Wednesday, December 7, 2011
As an audience member you should know that Chanticleer is a group of classical singers and they do a wide range of music from Renaissance and Classical to Gospel and Contemporary. However, this group is the direct opposite of the Straight No Chaser. The first half of the concert that I attended was full of wonderful classical music and the second half was filled with classic holiday favorites. Overall a wonderful mixture for any lover of choral music.
When the concert was over, I had to rush out before the encore in order to get home to relieve the babysitter. This allowed me to walk out with an interesting group of people. I could tell that they went to frequent concerts and were very well educated individuals. However what happened next caught me off guard. When we entered the elevator they asked me if I enjoyed the concert and I said, Yes. They immediately said how disappointed they were with the concert. I could feel my jaw drop! WHAT! They concert was amazing. Not one note out of place. How could they feel this way? The conversation continued. "I thought this was suppose to be a holiday concert!" one man said. Another said, "They could have at least done something with the lighting." Yet another said, "I wanted more pieces that I knew.
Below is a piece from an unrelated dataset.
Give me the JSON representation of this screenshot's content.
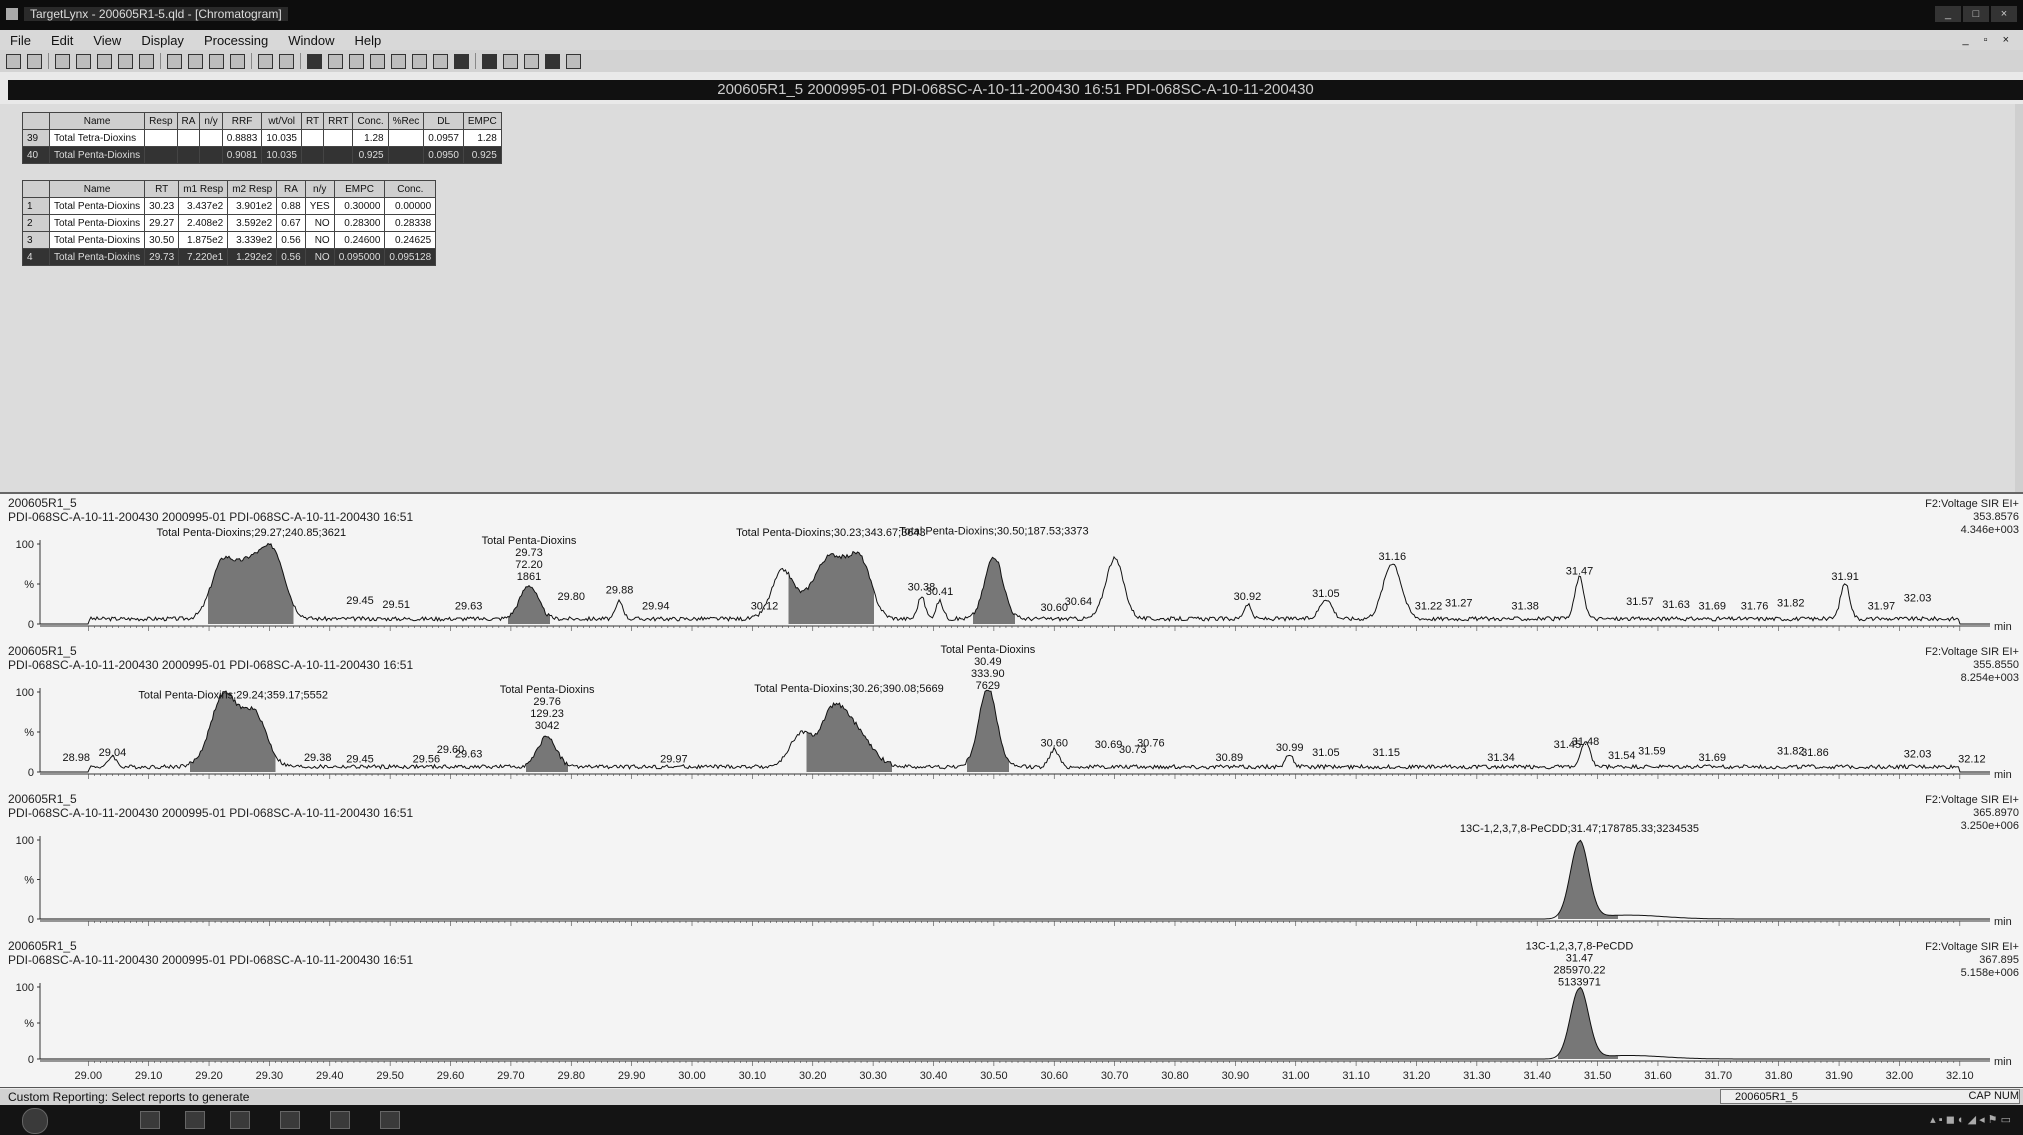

What about Jingle Bells and others like that."
Once I got to my car I started to think about all of their comments. Did they have a legitimate point or did they not know what kind of concert they were going too? I have come to the conclusion that it is a mixture of both. They were not too familiar with what kind of group Chanticleer was and since it was on the Carmel Center for the Performing Arts Holiday Concert series, they expected more holiday favorites.
In a world on instant gratification, fast paced media, and shows like Glee, The Sing Off, and The Voice where do we fit in? Is choral music being left behind or is it time to do a little face lift on choral music? Is it wrong to have some interesting staging and to change the lighting to highlight different pieces or to change the mood? As directors we also need to remember who our audience is and sometimes a piece of cake after eating the vegetables is not so bad.
I feel very torn on the subject. But as we look to the future of choral music I think a face lift may be just what we need to help keep it alive and interesting to the next generation.
Friday, December 2, 2011
So how many of you have seen the virtual choir? Were you amazed or petrified? The project was the idea of composer / conductor Eric Whitacre. He took singers from all over the world, had them audition, learn the music, and then record themselves singing it. He then mixed all of their recordings together and created a virtual choir. Not only did he do this once, he did it twice.
My first thought was, WOW! This is really cool. Then I got very nervous. You may be asking yourselves why this would make someone nervous. The reason is simple. It took away the one element that makes music making so wonderful, personal connection. The virtual choir members had no interaction with one another. However, is this a wonderful project that bring so many people together from many different countries? Yes. But with the world of virtual schools, skype, texting, e-mail, video games, and so much more, we need to make sure that our children do not lose the ability to socialize with others and the skills needed to interact with others.
It reminded me of the movie WALL-E. In the movie you see how the human race has lost its ability to interact with one another without the assistance of electronics. It went so far as to portray humans losing the ability to walk. One of my favorite scenes in the movie is when two people are talking to each other, but they are doing it through a television screen and they are floating (they can’t stand) right next to each other.
As we move farther into the 21st century and the next generations become more reliant on technology, let’s make sure we keep our rich choral heritage alive. Choirs have always been a haven where people come not only to make great music, but also to have fellowship. I see it before and after every rehearsal. I see singers who want to be together and share with one another.
Here’s to keeping human interaction alive!!
P.S. Here is the link to the video if you would like to watch it.